As the old saying goes, don’t look a gift horse in the mouth. And, when 17-year-old recently orphaned Ida (Sandra Guldberg Kampp) is sent to live with what seems to be a loving cluster of her extended family, the comfort of her new predicament makes it easy to turn a blind eye to an ever-growing series of red flags.

Having lost her mother in a car accident shortly before turning 18, Ida was given no other choice but to move in with her closest family member – in this case, her estranged aunt Bodil (Sidse Babett Knudsen). The matriarch is always impeccably polished, her presence in a room never not felt. She spoils and coddles all of her three sons, placing soft kisses on their adult lips and lovingly buttering their sandwiches. Her eyes, however, shine brighter for David (Elliott Crosset Hove), the darling, sensitive middle child.

Jeanette Nordahl’s directorial debut cleverly unveils the family’s idiosyncrasies through the ins and outs of their drug trafficking business. Bodil’s house functions according to Michael Corleone’s infamous “don’t ever take sides with anyone against the family” rules; their inner circle is held firmly by the shackles of loyalty. Yet what the doting mother believes to be love translates into a suffocating grasp – the tighter she holds, the more agonising the lack of air.

It is precisely this sense of claustrophobia that enhances the film’s portrait of a world that runs on deathless cycles. Here, there is no illusion of a possible escape. Addiction feeds into coin that feeds into danger that feeds into fear that feeds into addiction, and Ida is yet another cog in the machine, tragically trapped in the netherworld that doomed her mother – an addict herself.

Paradoxically, as the brood’s operation becomes more violent, their domestic routine becomes more tender. Blood is wiped from hands just in time to clap happy birthday, and words – regardless of their weight – are never hushed. As well, kinship equals undiminished trust as Nordahl builds on the idea that imposed closeness only aids a pounding, guttural need to run. Ida’s only refuge from this maddening plight is through the throbbing beats of electronic music, as nightclubs provide an easy shot of blissful sweat-induced freedom.

The rare moments she finds herself away from the clan, on the other hand, are filled with a deafening cacophony of static – an unsilenceable reminder that, no matter how hard she pulls, the cuffs won’t loosen. Concurrently, the teen navigates the archetypal woes of adolescence, hesitantly exploring her clouded sexuality while growing ever-aware of the chauvinistic minefield women are made to walk through.

“For some people, things go wrong before they even begin”, Ida painfully ponders, summarising Nordahl’s enthralling exploration of doomed fates as it draws to its striking conclusion.
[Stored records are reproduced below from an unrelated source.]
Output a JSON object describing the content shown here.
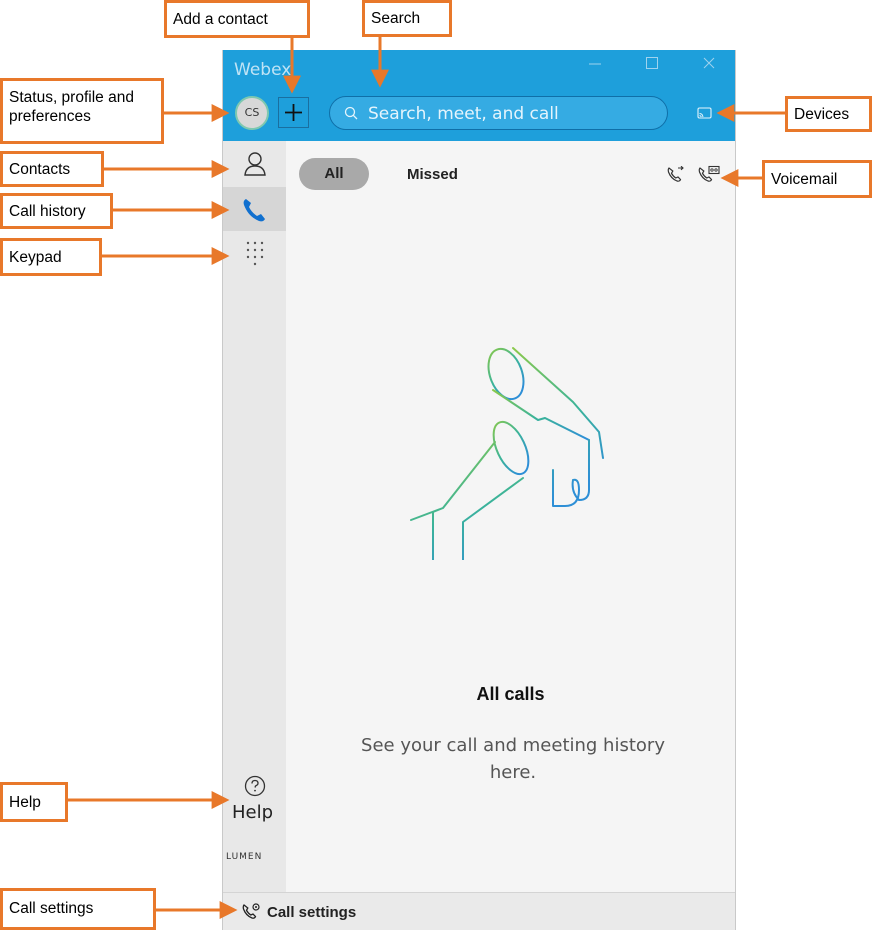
{
  "window": {
    "app_title": "Webex",
    "avatar_initials": "CS",
    "search_placeholder": "Search, meet, and call",
    "tabs": [
      {
        "label": "All",
        "selected": true
      },
      {
        "label": "Missed",
        "selected": false
      }
    ],
    "empty_state": {
      "title": "All calls",
      "description": "See your call and meeting history here."
    },
    "sidebar": {
      "help_label": "Help",
      "brand": "LUMEN"
    },
    "bottom_bar": {
      "call_settings_label": "Call settings"
    },
    "colors": {
      "titlebar": "#1e9fdb",
      "accent_phone": "#1170cf",
      "sidebar": "#e8e8e8",
      "content": "#f5f5f5"
    }
  },
  "callouts": {
    "add_contact": "Add a contact",
    "search": "Search",
    "status_profile": "Status, profile and preferences",
    "devices": "Devices",
    "contacts": "Contacts",
    "voicemail": "Voicemail",
    "call_history": "Call history",
    "keypad": "Keypad",
    "help": "Help",
    "call_settings": "Call settings",
    "border_color": "#e8782a"
  }
}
The words are only fitting, as Wildland stands as a bleak reminder that, to some, hope is nothing but a losing game.

A Danish crime drama from an unknown director might go unnoticed. 2
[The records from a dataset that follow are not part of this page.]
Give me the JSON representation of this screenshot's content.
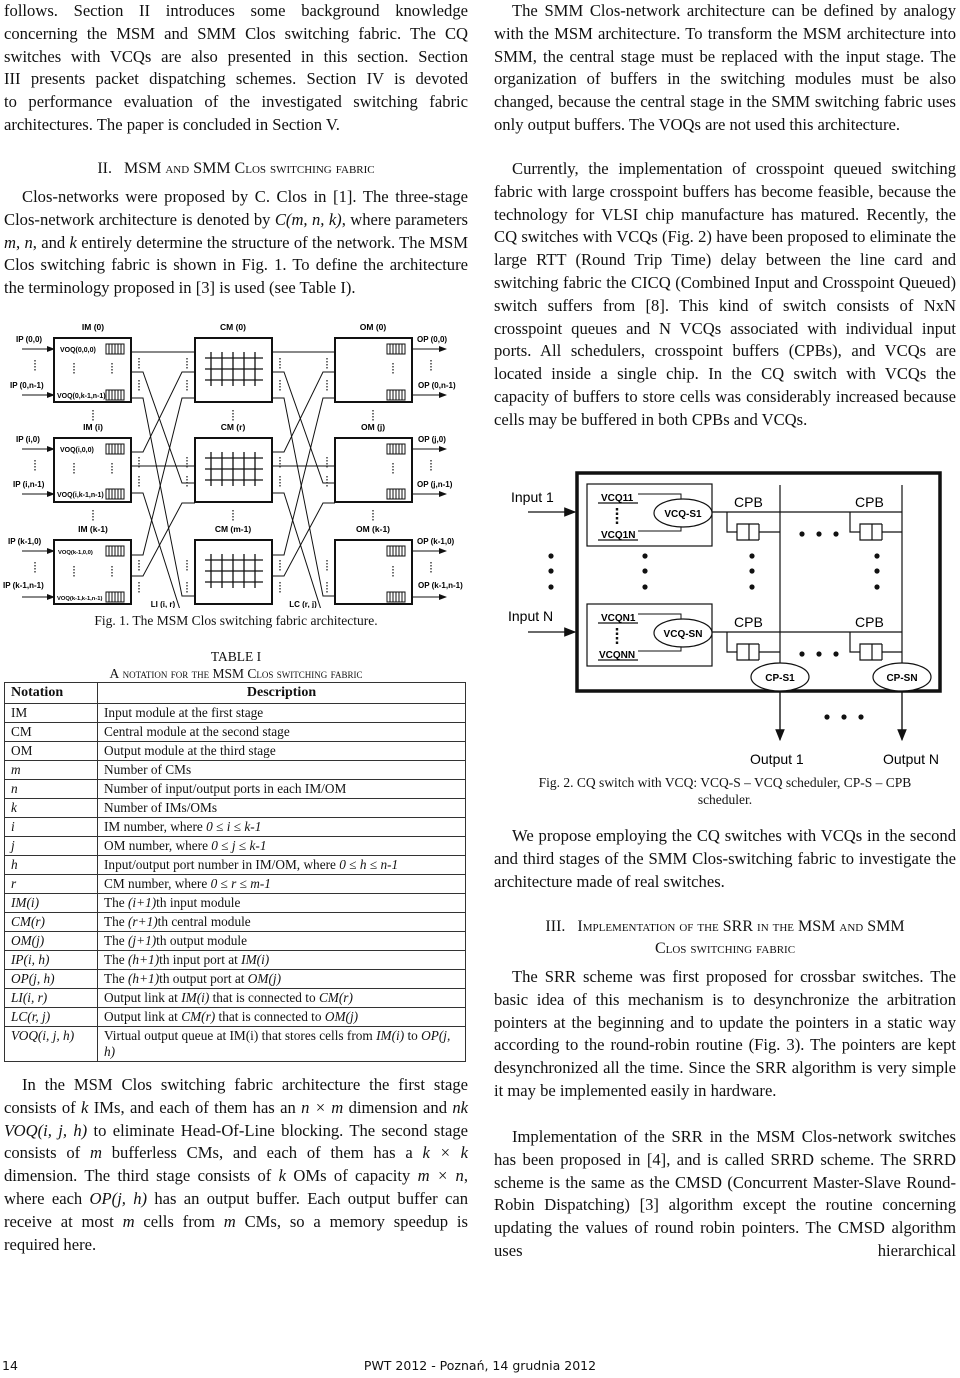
{
  "left_column": {
    "intro_paragraph": [
      "follows. Section II introduces some background knowledge",
      "concerning the MSM and SMM Clos switching fabric. The CQ",
      "switches with VCQs are also presented in this section. Section",
      "III presents packet dispatching schemes. Section IV is devoted",
      "to performance evaluation of the investigated switching fabric",
      "architectures. The paper is concluded in Section V."
    ],
    "section2_heading": {
      "number": "II.",
      "title_a": "MSM",
      "title_b": "and",
      "title_c": "SMM C",
      "title_d": "los switching fabric"
    },
    "section2_paragraph": {
      "t1": "Clos-networks were proposed by C. Clos in [1]. The three-stage Clos-network architecture is denoted by ",
      "i1": "C(m, n, k)",
      "t2": ", where parameters ",
      "i2": "m",
      "t3": ", ",
      "i3": "n",
      "t4": ", and ",
      "i4": "k",
      "t5": " entirely determine the structure of the network. The MSM Clos switching fabric is shown in Fig. 1. To define the architecture the terminology proposed in [3] is used (see Table I)."
    },
    "fig1": {
      "caption": "Fig. 1.  The MSM Clos switching fabric architecture.",
      "im_labels": [
        "IM (0)",
        "IM (i)",
        "IM (k-1)"
      ],
      "cm_labels": [
        "CM (0)",
        "CM (r)",
        "CM (m-1)"
      ],
      "om_labels": [
        "OM (0)",
        "OM (j)",
        "OM (k-1)"
      ],
      "ip_labels": [
        [
          "IP (0,0)",
          "IP (0,n-1)"
        ],
        [
          "IP (i,0)",
          "IP (i,n-1)"
        ],
        [
          "IP (k-1,0)",
          "IP (k-1,n-1)"
        ]
      ],
      "op_labels": [
        [
          "OP (0,0)",
          "OP (0,n-1)"
        ],
        [
          "OP (j,0)",
          "OP (j,n-1)"
        ],
        [
          "OP (k-1,0)",
          "OP (k-1,n-1)"
        ]
      ],
      "voq_labels": [
        [
          "VOQ(0,0,0)",
          "VOQ(0,k-1,n-1)"
        ],
        [
          "VOQ(i,0,0)",
          "VOQ(i,k-1,n-1)"
        ],
        [
          "VOQ(k-1,0,0)",
          "VOQ(k-1,k-1,n-1)"
        ]
      ],
      "link_labels": {
        "li": "LI (i, r)",
        "lc": "LC (r, j)"
      }
    },
    "table1": {
      "title": "TABLE I",
      "subtitle_a": "A",
      "subtitle_b": " notation for the ",
      "subtitle_c": "MSM C",
      "subtitle_d": "los switching fabric",
      "headers": [
        "Notation",
        "Description"
      ],
      "rows": [
        {
          "n": "IM",
          "n_italic": false,
          "d": "Input module at the first stage"
        },
        {
          "n": "CM",
          "n_italic": false,
          "d": "Central module at the second stage"
        },
        {
          "n": "OM",
          "n_italic": false,
          "d": "Output module at the third stage"
        },
        {
          "n": "m",
          "n_italic": true,
          "d": "Number of CMs"
        },
        {
          "n": "n",
          "n_italic": true,
          "d": "Number of input/output ports in each IM/OM"
        },
        {
          "n": "k",
          "n_italic": true,
          "d": "Number of IMs/OMs"
        },
        {
          "n": "i",
          "n_italic": true,
          "d": "IM number, where ",
          "d_i": "0 ≤ i ≤ k-1"
        },
        {
          "n": "j",
          "n_italic": true,
          "d": "OM number, where ",
          "d_i": "0 ≤ j ≤ k-1"
        },
        {
          "n": "h",
          "n_italic": true,
          "d": "Input/output port number in IM/OM, where ",
          "d_i": "0 ≤ h ≤ n-1"
        },
        {
          "n": "r",
          "n_italic": true,
          "d": "CM number, where ",
          "d_i": "0 ≤ r ≤ m-1"
        },
        {
          "n": "IM(i)",
          "n_italic": true,
          "d": "The ",
          "d_i": "(i+1)",
          "d2": "th input module"
        },
        {
          "n": "CM(r)",
          "n_italic": true,
          "d": "The ",
          "d_i": "(r+1)",
          "d2": "th central module"
        },
        {
          "n": "OM(j)",
          "n_italic": true,
          "d": "The ",
          "d_i": "(j+1)",
          "d2": "th output module"
        },
        {
          "n": "IP(i, h)",
          "n_italic": true,
          "d": "The ",
          "d_i": "(h+1)",
          "d2": "th input port at ",
          "d_i2": "IM(i)"
        },
        {
          "n": "OP(j, h)",
          "n_italic": true,
          "d": "The ",
          "d_i": "(h+1)",
          "d2": "th output port at ",
          "d_i2": "OM(j)"
        },
        {
          "n": "LI(i, r)",
          "n_italic": true,
          "d": "Output link at ",
          "d_i": "IM(i)",
          "d2": " that is connected to ",
          "d_i2": "CM(r)"
        },
        {
          "n": "LC(r, j)",
          "n_italic": true,
          "d": "Output link at ",
          "d_i": "CM(r)",
          "d2": " that is connected to ",
          "d_i2": "OM(j)"
        },
        {
          "n": "VOQ(i, j, h)",
          "n_italic": true,
          "d": "Virtual output queue at IM(i) that stores cells from ",
          "d_i": "IM(i)",
          "d2": " to ",
          "d_i2": "OP(j, h)"
        }
      ]
    },
    "msm_paragraph": {
      "t1": "In the MSM Clos switching fabric architecture the first stage consists of ",
      "i1": "k",
      "t2": " IMs, and each of them has an ",
      "i2": "n × m",
      "t3": " dimension and ",
      "i3": "nk VOQ(i, j, h)",
      "t4": " to eliminate Head-Of-Line blocking. The second stage consists of ",
      "i4": "m",
      "t5": " bufferless CMs, and each of them has a ",
      "i5": "k × k",
      "t6": " dimension. The third stage consists of ",
      "i6": "k",
      "t7": " OMs of capacity ",
      "i7": "m × n",
      "t8": ", where each ",
      "i8": "OP(j, h)",
      "t9": " has an output buffer. Each output buffer can receive at most ",
      "i9": "m",
      "t10": " cells from ",
      "i10": "m",
      "t11": " CMs, so a memory speedup is required here."
    }
  },
  "right_column": {
    "smm_paragraph": "The SMM Clos-network architecture can be defined by analogy with the MSM architecture. To transform the MSM architecture into SMM, the central stage must be replaced with the input stage. The organization of buffers in the switching modules must be also changed, because the central stage in the SMM switching fabric uses only output buffers. The VOQs are not used this architecture.",
    "cq_paragraph": "Currently, the implementation of crosspoint queued switching fabric with large crosspoint buffers has become feasible, because the technology for VLSI chip manufacture has matured. Recently, the CQ switches with VCQs (Fig. 2) have been proposed to eliminate the large RTT (Round Trip Time) delay between the line card and switching fabric the CICQ (Combined Input and Crosspoint Queued) switch suffers from [8]. This kind of switch consists of NxN crosspoint queues and N VCQs associated with individual input ports. All schedulers, crosspoint buffers (CPBs), and VCQs are located inside a single chip. In the CQ switch with VCQs the capacity of buffers to store cells was considerably increased because cells may be buffered in both CPBs and VCQs.",
    "fig2": {
      "inputs": [
        "Input 1",
        "Input N"
      ],
      "vcq_top": [
        "VCQ11",
        "VCQ1N"
      ],
      "vcq_bottom": [
        "VCQN1",
        "VCQNN"
      ],
      "vcq_schedulers": [
        "VCQ-S1",
        "VCQ-SN"
      ],
      "cpb_label": "CPB",
      "cp_schedulers": [
        "CP-S1",
        "CP-SN"
      ],
      "outputs": [
        "Output 1",
        "Output N"
      ],
      "caption_line1": "Fig. 2.  CQ switch with VCQ: VCQ-S – VCQ scheduler, CP-S – CPB",
      "caption_line2": "scheduler."
    },
    "propose_paragraph": "We propose employing the CQ switches with VCQs in the second and third stages of the SMM Clos-switching fabric to investigate the architecture made of real switches.",
    "section3_heading": {
      "number": "III.",
      "line1_a": "I",
      "line1_b": "mplementation of the ",
      "line1_c": "SRR",
      "line1_d": " in the ",
      "line1_e": "MSM",
      "line1_f": " and ",
      "line1_g": "SMM",
      "line2_a": "C",
      "line2_b": "los switching fabric"
    },
    "srr_paragraph": "The SRR scheme was first proposed for crossbar switches. The basic idea of this mechanism is to desynchronize the arbitration pointers at the beginning and to update the pointers in a static way according to the round-robin routine (Fig. 3). The pointers are kept desynchronized all the time. Since the SRR algorithm is very simple it may be implemented easily in hardware.",
    "srrd_paragraph": "Implementation of the SRR in the MSM Clos-network switches has been proposed in [4], and is called SRRD scheme. The SRRD scheme is the same as the CMSD (Concurrent Master-Slave Round-Robin Dispatching) [3] algorithm except the routine concerning updating the values of round robin pointers. The CMSD algorithm uses hierarchical"
  },
  "footer": {
    "page_number": "14",
    "conference": "PWT 2012 - Poznań, 14 grudnia 2012"
  }
}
Never a dull moment. César-winning Sidse Babett Knudsen is a stand out. 4

Surprisingly moving, Wildland places director Nordahl as one to watch. 4

Directed by
Jeanette Nordahl

Sidse Babett Knudsen, Sandra Guldberg Kampp, Joachim Fjelstrup

The post Wildland appeared first on Little White Lies.

Posted by Contributor